Kueea and user sessions
Resources called kueea are entities on behalf of which tasks are executed. Kueea do not necessarily represent living beings. Think of it as a mask a human puts on when interacting with others.
User resources are collections of private kueea data. When someone wants to use the system, the person points the system to its user resource. The user resource should be stored on a device one carries with oneself. It could be a pendrive or some other removable storage device. The data should never be stored on a publicly accessible storage medium.
Once the system has access to the user resource, it asks the user to provide information required to access kueea credentials stored in the user resource. When the data is successfully accessed, the system requests the user to provide a system shell and select the default kueea for the session.
Shells are designed so that users may freely switch between their kueea within the same user session.
Kueea are globally unique resources, generated independently of the system and then registered with a Kueea Network in order to be recognized. Users themselves are the sole authoritative source of information about their kueea, although there is a third-party trust anchor involved. The trust anchor verifies the method of authenticating a kueea.
Authentication is generally based on asymmetric cryptography, in which case the trust anchor is needed to certifiy the kueea’s public key.
Policy and access control
Access control in Kueea System is consensus-based. It is determined by a network’s network policy. A node determines whether a kueea has access to a resource based on information coming from the network it is a part of. This policy is certified by the network’s trust anchor.
Data resources always have a public metadata document. This metadata contains access control information among other things. It is always transferred before the data proper, which might be protected.
If resource data is unavalable, the node will look for it on the network. In order to successfully fetch it, the other peer must also agree on the assessment that the kueea in question has the required rights.
Peers that requests data on behalf of kueea that do not have rights to said data are mailicious and are to be banned by every node in a network. Malicious peers are eliminated by denying them access to other peers. The policy is data for the system, which is automatically executed.

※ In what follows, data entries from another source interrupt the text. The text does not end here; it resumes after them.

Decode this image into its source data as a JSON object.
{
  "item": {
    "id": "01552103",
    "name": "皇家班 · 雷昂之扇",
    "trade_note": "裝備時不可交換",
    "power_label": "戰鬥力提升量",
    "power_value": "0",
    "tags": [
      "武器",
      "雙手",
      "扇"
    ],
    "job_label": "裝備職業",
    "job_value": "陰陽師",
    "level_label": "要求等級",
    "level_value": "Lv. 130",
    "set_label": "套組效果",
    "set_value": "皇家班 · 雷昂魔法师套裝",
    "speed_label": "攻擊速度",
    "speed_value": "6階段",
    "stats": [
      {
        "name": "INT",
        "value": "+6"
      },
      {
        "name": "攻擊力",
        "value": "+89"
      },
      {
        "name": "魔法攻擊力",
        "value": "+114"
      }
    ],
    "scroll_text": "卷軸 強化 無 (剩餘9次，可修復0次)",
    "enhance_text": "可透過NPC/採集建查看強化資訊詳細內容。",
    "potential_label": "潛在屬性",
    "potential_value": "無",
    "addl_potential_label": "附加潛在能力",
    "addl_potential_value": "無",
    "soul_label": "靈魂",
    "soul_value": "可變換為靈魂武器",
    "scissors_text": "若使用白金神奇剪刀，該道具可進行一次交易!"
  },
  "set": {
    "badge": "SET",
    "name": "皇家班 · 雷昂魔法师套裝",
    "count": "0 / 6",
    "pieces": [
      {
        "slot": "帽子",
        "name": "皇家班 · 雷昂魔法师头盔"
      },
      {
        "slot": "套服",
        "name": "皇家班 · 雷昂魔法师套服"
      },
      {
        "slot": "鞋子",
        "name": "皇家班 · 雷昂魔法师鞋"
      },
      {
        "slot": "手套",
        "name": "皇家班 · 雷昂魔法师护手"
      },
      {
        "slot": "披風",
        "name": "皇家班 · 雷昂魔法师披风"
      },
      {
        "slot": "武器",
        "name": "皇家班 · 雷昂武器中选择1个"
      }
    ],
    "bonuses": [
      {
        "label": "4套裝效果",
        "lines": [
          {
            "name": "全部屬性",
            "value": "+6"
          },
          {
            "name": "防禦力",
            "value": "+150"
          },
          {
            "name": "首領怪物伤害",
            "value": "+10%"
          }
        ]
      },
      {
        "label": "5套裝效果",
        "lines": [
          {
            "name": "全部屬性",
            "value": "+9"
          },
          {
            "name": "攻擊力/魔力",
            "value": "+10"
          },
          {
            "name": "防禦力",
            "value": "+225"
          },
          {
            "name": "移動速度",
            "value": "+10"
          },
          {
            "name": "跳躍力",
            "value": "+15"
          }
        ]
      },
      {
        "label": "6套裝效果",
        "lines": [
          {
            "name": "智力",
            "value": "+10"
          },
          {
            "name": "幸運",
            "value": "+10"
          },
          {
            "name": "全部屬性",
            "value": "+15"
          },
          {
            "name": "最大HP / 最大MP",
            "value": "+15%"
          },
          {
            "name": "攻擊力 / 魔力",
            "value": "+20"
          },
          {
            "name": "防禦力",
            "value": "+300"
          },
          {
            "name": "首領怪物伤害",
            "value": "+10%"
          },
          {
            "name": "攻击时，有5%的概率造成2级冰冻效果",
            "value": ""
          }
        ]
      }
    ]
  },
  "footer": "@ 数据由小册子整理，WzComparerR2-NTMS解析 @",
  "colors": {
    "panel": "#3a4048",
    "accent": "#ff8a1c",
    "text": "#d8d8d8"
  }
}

The punishment here is that the peer becomes alone, without access to any of the resources offered by the network. If it wishes to regain access to the resources, it must follow the policy. An important part here is that the policy is publicly available for review and that the peer must be informed of any ban’s reason. If the peer does not agree with the rules in the policy, the options left are to establish a new network or look for another. Discussing a policy can only be done while within a network.
If a peer does not follow the agreed-on policy in its network, it effectively creates another, hidden network. In order to become part of this hidden network, one would need to somehow obtain addresses of its hidden peers. All peers would also have to trust each other in order to stay hidden. In other words, it is very difficult for such networks to gain peers.